Oh and that road. The absolute joy of riding on a desolate rainforest highway, the fog just above the tree line so thick with moisture that drops of water hit my grinning cheeks and what comes is a mystery until I happen about it. The grandness of the ocean pressing so closely to the shore, so hazy and obstructed by fog that only the sound of the waves can fill in what the eyes can not interpret. I spent last night at Ruby Beach, a place so beautiful that any name or word you use to describe it only putrefies it. A sign with an arrow pointing down the road that leads to the beach could be the only marker and it would be the better for it. I arrived so torn up after a long ride, that despite the ‘no camping’ signs, I ended up there for the rest of the evening and into the night, so peaceful and comfortable, noshing on avocado/kale/sprouted bread/cayenne/pink salt sandwiches, snoozing, and breathing to the sounds and smells all around me. I watched the sun set, one that only the west coast could ever do justice, and pitched my tent in the only space where prying eyes and the mighty winds could be kept under control. The best sleep.

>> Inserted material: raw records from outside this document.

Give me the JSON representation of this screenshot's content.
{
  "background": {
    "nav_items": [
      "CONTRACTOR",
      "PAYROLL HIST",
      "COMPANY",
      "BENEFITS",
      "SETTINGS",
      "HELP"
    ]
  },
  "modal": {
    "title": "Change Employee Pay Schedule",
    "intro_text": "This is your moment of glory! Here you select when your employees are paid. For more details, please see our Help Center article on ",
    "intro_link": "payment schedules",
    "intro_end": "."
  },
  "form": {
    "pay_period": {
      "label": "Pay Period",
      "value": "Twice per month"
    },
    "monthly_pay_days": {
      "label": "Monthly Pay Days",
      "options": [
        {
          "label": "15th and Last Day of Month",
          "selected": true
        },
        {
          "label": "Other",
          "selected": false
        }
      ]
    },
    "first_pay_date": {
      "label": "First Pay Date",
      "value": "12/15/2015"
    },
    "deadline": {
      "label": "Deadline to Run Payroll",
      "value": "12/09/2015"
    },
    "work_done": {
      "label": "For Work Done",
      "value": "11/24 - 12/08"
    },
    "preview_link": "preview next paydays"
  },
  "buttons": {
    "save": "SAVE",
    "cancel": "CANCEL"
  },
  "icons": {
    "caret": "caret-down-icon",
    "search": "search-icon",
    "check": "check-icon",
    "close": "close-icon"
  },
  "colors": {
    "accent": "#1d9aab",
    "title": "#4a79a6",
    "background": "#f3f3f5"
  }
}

This road was not without its challenging times. Imagine yourself straddling a white line because the highway gods decided against a paved shoulder, and the sounds of a beast of a machine coming at you on your left. The wind picks up and the sounds of engines revving and rubber on pavement become your prime focus as an RV comes careening only a foot away, chubby children pressing their nose to the windows as they watch you teeter due to the immense amount of energy that just molested your space, as the back of the RV swerves into the white line just shy of your front tire. Thus was my experience for a good 40 or 50 miles (miles?! ah), profanity and screams replaced the happy-go-lucky songs of times gone by, and the thoughts of ‘WTF WHY AM I DOING THIS’ replaced the idyllic thoughts of ‘ahhh yes, where I ought to be mmm yes’. I rationalized that no one wanted to kill someone on their family vacation, so I did eventually find peace amongst the imminent fear of death, and when the road gave way to silky smooth pavement a full meter away from the white line, I appreciated it, and appreciated it – true love.

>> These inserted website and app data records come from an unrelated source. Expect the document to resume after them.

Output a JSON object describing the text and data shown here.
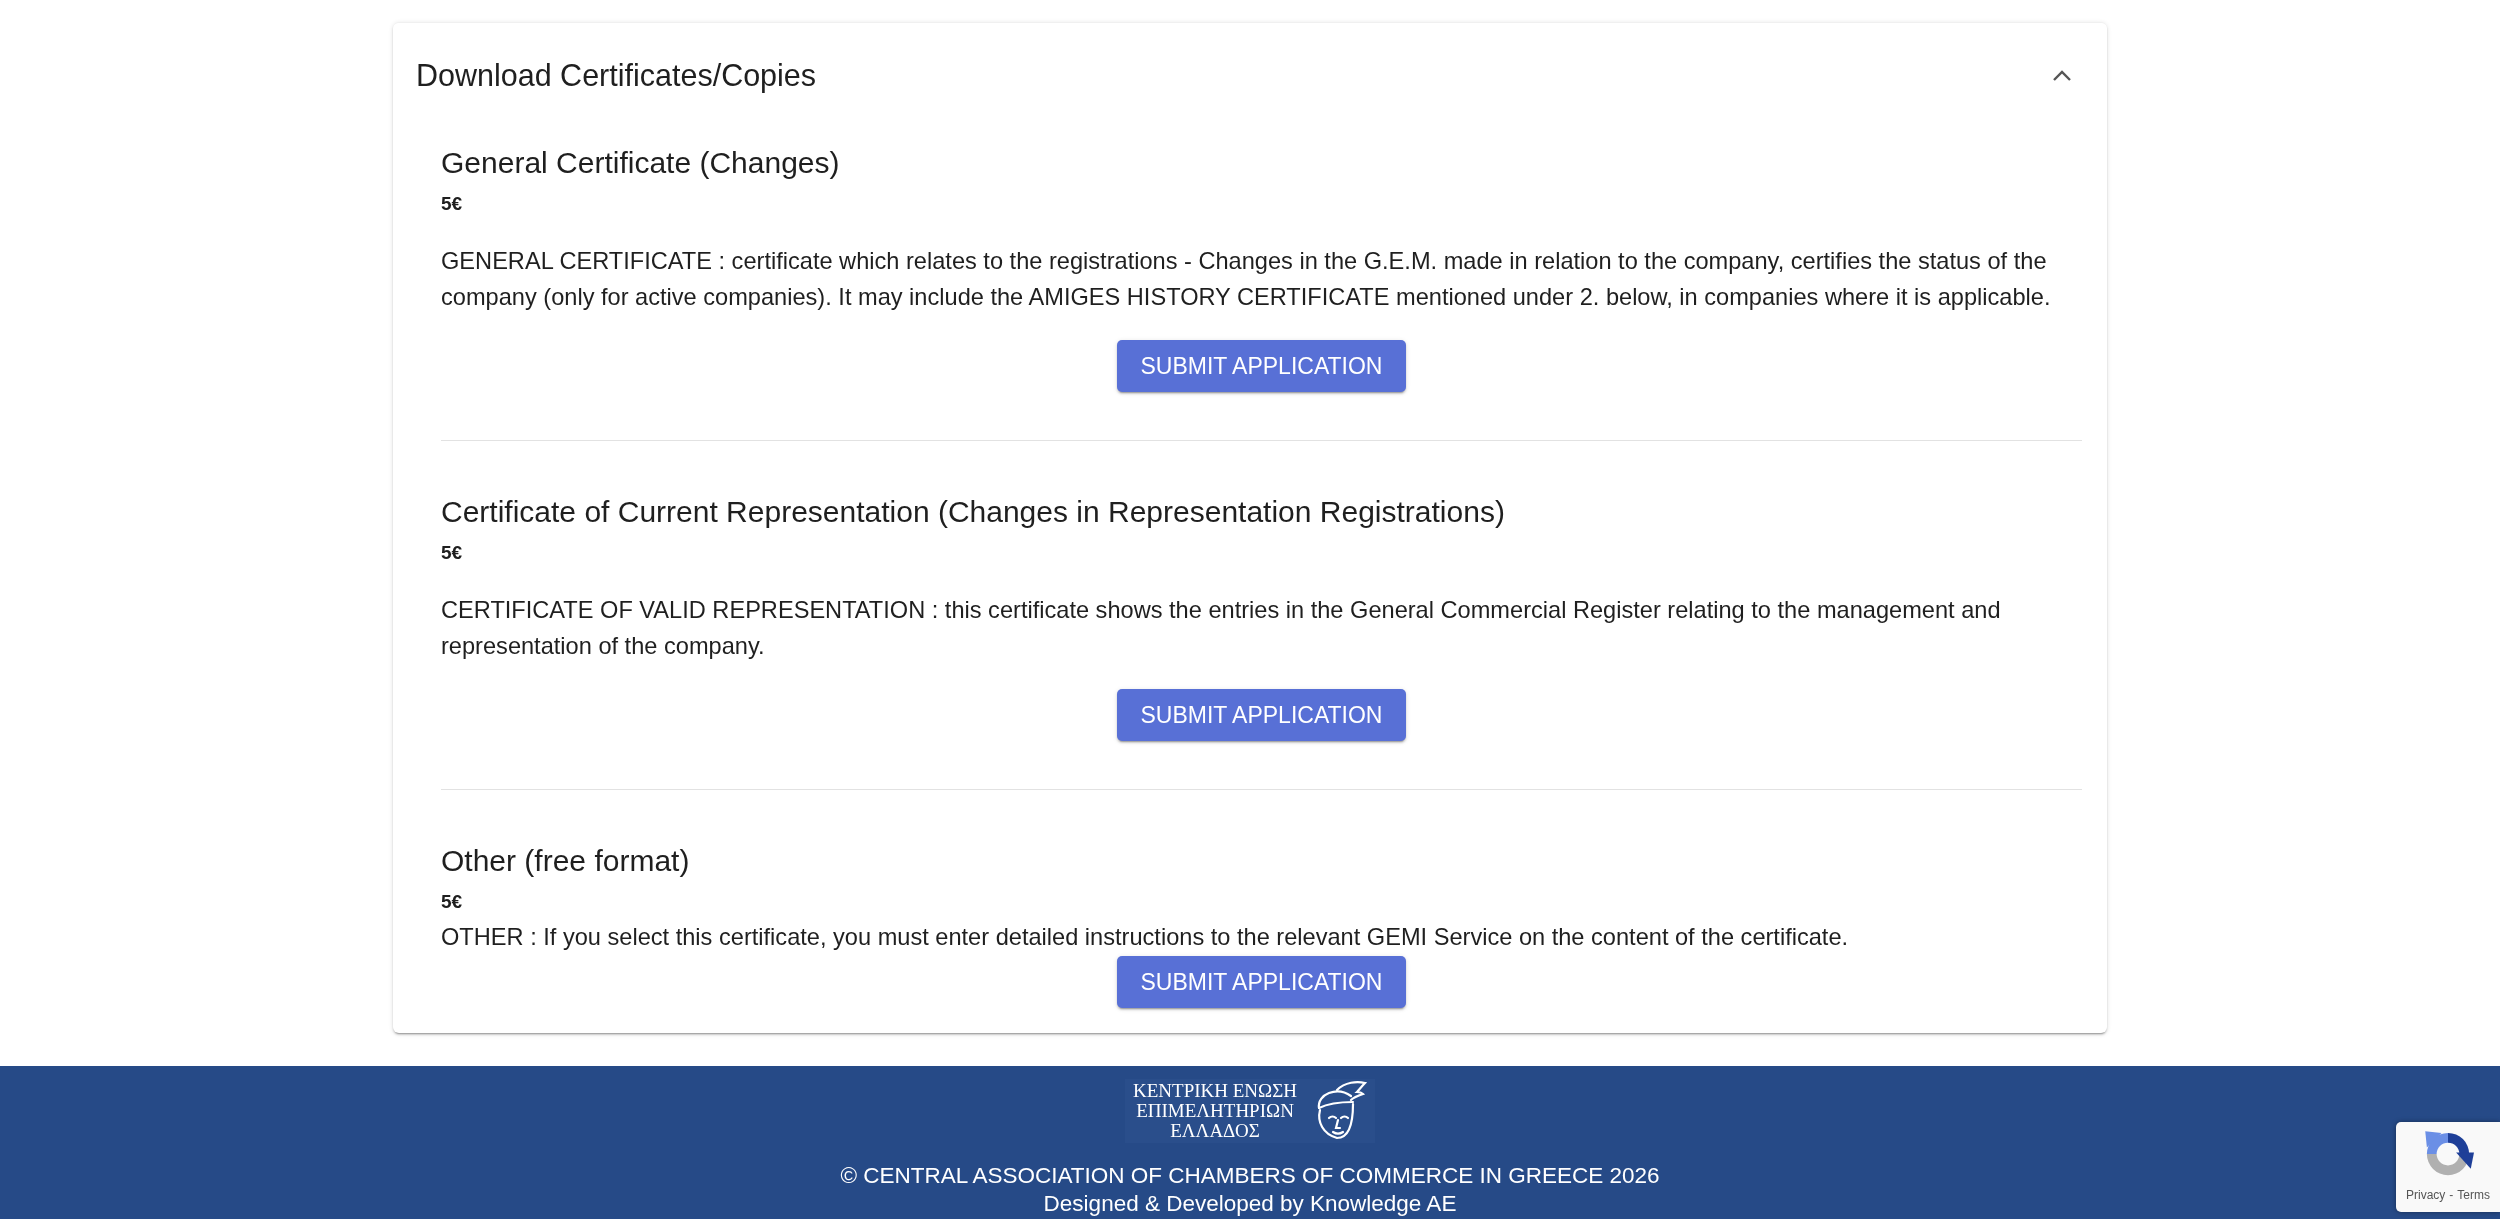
{
  "panel": {
    "title": "Download Certificates/Copies",
    "expanded": true
  },
  "certificates": [
    {
      "title": "General Certificate (Changes)",
      "price": "5€",
      "description": "GENERAL CERTIFICATE : certificate which relates to the registrations - Changes in the G.E.M. made in relation to the company, certifies the status of the company (only for active companies). It may include the AMIGES HISTORY CERTIFICATE mentioned under 2. below, in companies where it is applicable.",
      "button": "SUBMIT APPLICATION"
    },
    {
      "title": "Certificate of Current Representation (Changes in Representation Registrations)",
      "price": "5€",
      "description": "CERTIFICATE OF VALID REPRESENTATION : this certificate shows the entries in the General Commercial Register relating to the management and representation of the company.",
      "button": "SUBMIT APPLICATION"
    },
    {
      "title": "Other (free format)",
      "price": "5€",
      "description": "OTHER : If you select this certificate, you must enter detailed instructions to the relevant GEMI Service on the content of the certificate.",
      "button": "SUBMIT APPLICATION"
    }
  ],
  "footer": {
    "logo_lines": [
      "ΚΕΝΤΡΙΚΗ ΕΝΩΣΗ",
      "ΕΠΙΜΕΛΗΤΗΡΙΩΝ",
      "ΕΛΛΑΔΟΣ"
    ],
    "copyright": "© CENTRAL ASSOCIATION OF CHAMBERS OF COMMERCE IN GREECE 2026",
    "credits": "Designed & Developed by Knowledge AE"
  },
  "recaptcha": {
    "privacy": "Privacy",
    "separator": "-",
    "terms": "Terms"
  }
}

It’s 7:30pm, and that means the sun is due to set in less than an hour and I have not an idea of where I’ll be pitching my tent for the evening. I feel inclined to skip this town, in search of greener pastures south of here. Normally at this time of the evening I would locate a community park and set up for the night, but with the amount of reported theft and the amount of hillbillies that I’ve come across (I can say this, having grown up a hillbilly, sorry mom), I think I’d best get on the highway before shit goes down and I’m stuck here in the dark and lonesome.
More to come in Raymond, where I hear there are some amazing cherry trees to climb.
Sending love to you (you’ve come across my mind)